# Exercise details
Every entry below needs to be repeated exactly.

[Opening Material for this exercise section]

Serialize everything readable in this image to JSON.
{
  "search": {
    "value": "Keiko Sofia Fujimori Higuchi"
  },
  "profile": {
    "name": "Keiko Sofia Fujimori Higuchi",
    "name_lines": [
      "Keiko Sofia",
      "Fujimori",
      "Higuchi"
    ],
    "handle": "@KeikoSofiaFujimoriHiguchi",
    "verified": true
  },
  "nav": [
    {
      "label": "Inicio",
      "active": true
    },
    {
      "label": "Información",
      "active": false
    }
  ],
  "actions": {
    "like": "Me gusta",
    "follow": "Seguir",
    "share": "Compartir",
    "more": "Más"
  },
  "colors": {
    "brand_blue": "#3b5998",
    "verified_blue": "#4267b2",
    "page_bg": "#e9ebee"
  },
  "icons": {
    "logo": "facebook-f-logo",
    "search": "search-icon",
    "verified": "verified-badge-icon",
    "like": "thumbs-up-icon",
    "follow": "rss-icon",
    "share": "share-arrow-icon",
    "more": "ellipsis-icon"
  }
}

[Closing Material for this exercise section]

# Result of this exercise
Serialize everything readable in this image to JSON.
{
  "search": {
    "value": "Keiko Sofia Fujimori Higuchi"
  },
  "profile": {
    "name": "Keiko Sofia Fujimori Higuchi",
    "name_lines": [
      "Keiko Sofia",
      "Fujimori",
      "Higuchi"
    ],
    "handle": "@KeikoSofiaFujimoriHiguchi",
    "verified": true
  },
  "nav": [
    {
      "label": "Inicio",
      "active": true
    },
    {
      "label": "Información",
      "active": false
    }
  ],
  "actions": {
    "like": "Me gusta",
    "follow": "Seguir",
    "share": "Compartir",
    "more": "Más"
  },
  "colors": {
    "brand_blue": "#3b5998",
    "verified_blue": "#4267b2",
    "page_bg": "#e9ebee"
  },
  "icons": {
    "logo": "facebook-f-logo",
    "search": "search-icon",
    "verified": "verified-badge-icon",
    "like": "thumbs-up-icon",
    "follow": "rss-icon",
    "share": "share-arrow-icon",
    "more": "ellipsis-icon"
  }
}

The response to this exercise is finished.